Jason Smith doesn’t like the spotlight. In fact, if the 29-year-old war veteran had his way, he’d fade into the background. He doesn’t talk much about his service or his sacrifice, and when he does, he refers to his time as an infantryman in the U.S. Army as “his job” and downplays the fact that he was blown apart by an IED in southern Afghanistan. “People say, ‘You’re a hero,'” Smith said. “I’m not. I just had a bad day at work.” For most people, a bad day at work means tolerating an annoying co-worker or feeling undervalued by your superiors. Smith’s bad day — July 25, 2012 — cost him both of his legs, two knuckles and the use of most of his right hand. … Jason and his family were chosen to be the recipients of the philanthropic efforts of two forces — Steps 2 Hope, a Chattanooga-based nonprofit started by local businessman Mark Wilson; and Mike Fitzpatrick, a Desert Storm veteran and retired firefighter from Lawrenceburg, Ky. Jason’s house will be the second build for Steps 2 Hope.

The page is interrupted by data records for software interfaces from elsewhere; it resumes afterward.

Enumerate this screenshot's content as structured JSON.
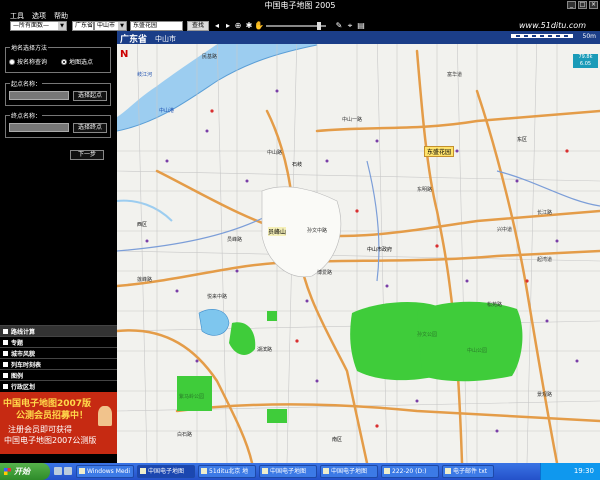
{
  "window": {
    "title": "中国电子地图 2005",
    "buttons": [
      "_",
      "□",
      "×"
    ]
  },
  "menu": [
    "工具",
    "选项",
    "帮助"
  ],
  "toolbar": {
    "scope_select": "—所有面数—",
    "province_select": "广东省",
    "city_select": "中山市",
    "search_value": "东盛花园",
    "search_button": "查找",
    "site": "www.51ditu.com",
    "icons": [
      "nav-back-icon",
      "nav-forward-icon",
      "zoom-in-icon",
      "zoom-out-icon",
      "hand-pan-icon",
      "gear-icon",
      "zoom-slider-icon",
      "pen-icon",
      "measure-icon",
      "print-icon"
    ]
  },
  "left_panel": {
    "method_group": "地名选择方法",
    "radio_name": "按名称查询",
    "radio_map": "地图选点",
    "start_group": "起点名称：",
    "start_button": "选择起点",
    "end_group": "终点名称：",
    "end_button": "选择终点",
    "next_button": "下一步"
  },
  "left_menu": [
    "路线计算",
    "专题",
    "城市风貌",
    "列车时刻表",
    "图例",
    "行政区划"
  ],
  "ad": {
    "line1": "中国电子地图2007版",
    "line2": "公测会员招募中！",
    "line3": "注册会员即可获得",
    "line4": "中国电子地图2007公测版"
  },
  "map": {
    "province": "广东省",
    "city": "中山市",
    "scale": "50m",
    "coords": "79.8k\n6.05",
    "compass": "N",
    "highlight": "东盛花园",
    "mountain": "员峰山",
    "labels": [
      {
        "t": "民基路",
        "c": "ml"
      },
      {
        "t": "中山港",
        "c": "ml"
      },
      {
        "t": "中山一路",
        "c": "ml"
      },
      {
        "t": "东盛花园",
        "c": "ml"
      },
      {
        "t": "富华道",
        "c": "ml"
      },
      {
        "t": "孙文中路",
        "c": "ml"
      },
      {
        "t": "兴中道",
        "c": "ml"
      },
      {
        "t": "中山市政府",
        "c": "ml bk"
      },
      {
        "t": "孙文公园",
        "c": "ml gr"
      },
      {
        "t": "紫马岭公园",
        "c": "ml gr"
      },
      {
        "t": "中山公园",
        "c": "ml gr"
      },
      {
        "t": "岐江河",
        "c": "ml blue"
      },
      {
        "t": "石岐",
        "c": "ml bk"
      },
      {
        "t": "东区",
        "c": "ml bk"
      },
      {
        "t": "西区",
        "c": "ml bk"
      },
      {
        "t": "南区",
        "c": "ml bk"
      },
      {
        "t": "莲峰路",
        "c": "ml"
      },
      {
        "t": "悦来中路",
        "c": "ml"
      },
      {
        "t": "博爱路",
        "c": "ml"
      },
      {
        "t": "中山路",
        "c": "ml"
      },
      {
        "t": "员峰路",
        "c": "ml"
      },
      {
        "t": "东明路",
        "c": "ml"
      },
      {
        "t": "长江路",
        "c": "ml"
      },
      {
        "t": "起湾道",
        "c": "ml"
      },
      {
        "t": "湖滨路",
        "c": "ml"
      },
      {
        "t": "松苑路",
        "c": "ml"
      },
      {
        "t": "白石路",
        "c": "ml"
      },
      {
        "t": "景观路",
        "c": "ml"
      }
    ]
  },
  "taskbar": {
    "start": "开始",
    "tasks": [
      "Windows Medi",
      "中国电子地图",
      "51ditu北京 地",
      "中国电子地图",
      "中国电子地图",
      "222-20 (D:)",
      "电子邮件 txt"
    ],
    "clock": "19:30"
  }
}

In 2013, the organization built a home for Andrew Smith (no relation to Jason) and his wife, Tori. Andrew Smith, a graduate of Chattanooga Christian School and Lee University, lost his legs after triggering explosives while on foot patrol in Afghanistan in 2012. Wilson and his son, David, started Steps 2 Hope after David lost the use of his legs for a year after his college was hit by a tornado in 2008. “We’re grateful,” Wilson said. “The Lord healed David far beyond what we imagined, so we want to help other people who have lost mobility.”

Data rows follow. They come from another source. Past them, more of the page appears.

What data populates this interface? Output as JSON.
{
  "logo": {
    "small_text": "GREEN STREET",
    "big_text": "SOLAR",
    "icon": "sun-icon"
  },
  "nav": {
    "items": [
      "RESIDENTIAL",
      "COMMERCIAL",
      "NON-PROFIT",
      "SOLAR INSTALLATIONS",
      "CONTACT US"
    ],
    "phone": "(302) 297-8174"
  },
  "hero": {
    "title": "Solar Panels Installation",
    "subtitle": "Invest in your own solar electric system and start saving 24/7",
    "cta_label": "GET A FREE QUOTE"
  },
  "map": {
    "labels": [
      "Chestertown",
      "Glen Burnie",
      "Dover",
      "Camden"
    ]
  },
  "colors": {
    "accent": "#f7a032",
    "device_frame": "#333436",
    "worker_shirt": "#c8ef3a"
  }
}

Veteran travels across the nation offering free hugs (KFVS-Missouri)
One veteran is traveling across the country, offering a different type of healing to veterans who suffer from PTSD. Ian Michael made his way to the Marion, Ill., VA today with open arms. The marine veteran along with two other vets, are traveling across the U.S. to give free hugs to veterans at VA hospitals and people in the community. With signs of “free hugs” and “hug a vet,” Michael says just a simple hug speaks volumes. “It allows us to welcome people in our circle that we’ve protected for so long and accept them unconditionally with no barriers,” Michael said. “And we have to accept ourselves unconditionally with no barriers to do that and there’s a little spark of love that happens in a hug.” They’ve already been to Nashville, Tennessee. Marion, Illinois was their second stop and are heading to St. Louis next. “Human Project: Hugs” is apart Michael’s mission hoping to make a large enough impact that it will catch on everywhere.
Spouses to be eligible for Microsoft IT training (Military Times)

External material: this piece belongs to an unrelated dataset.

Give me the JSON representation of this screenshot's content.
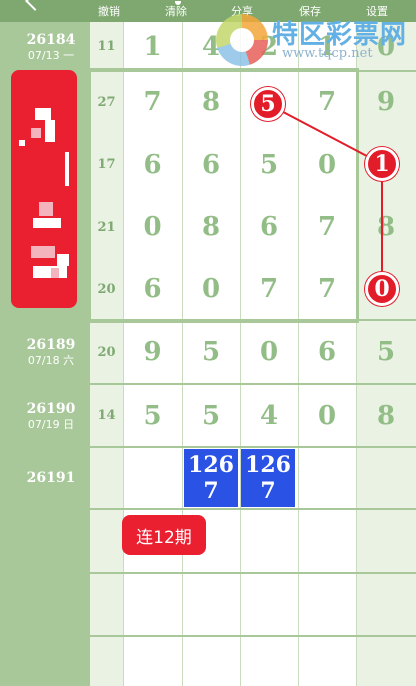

Microsoft plans to expand its IT training program to military spouses, an official said. The Microsoft Software and Systems Academy is a 16-week, accelerated learning program that provides job skills education on IT technologies that can help active-duty service members transition into competitive IT careers. Classes now are held on three military installations — Fort Hood, Texas; Joint Base Lewis-McChord, Washington; and Camp Pendleton, California. Microsoft works with those installations’ command, education and training centers, along with authorized academic partners, to provide the training. A Microsoft announcement on expansion of the program is expected to come in June or July, said Thomas Dawkins, a senior business manager for Microsoft. In six to 12 months, the company plans to make the training available to spouses as well, Dawkins said. The training may be on a campus near an installation or on the installation itself, he said. “We do a lot of work to mold the program to support the needs of the base,” Dawkins said. The program can support about 50 students at Hood and Lewis-McChord, and about 30 at Camp Pendleton, for each 16-week cycle, Dawkins said. Those who complete the course with passing scores are guaranteed a job interview for a full-time job at Microsoft or one of its participating Microsoft Certified partners.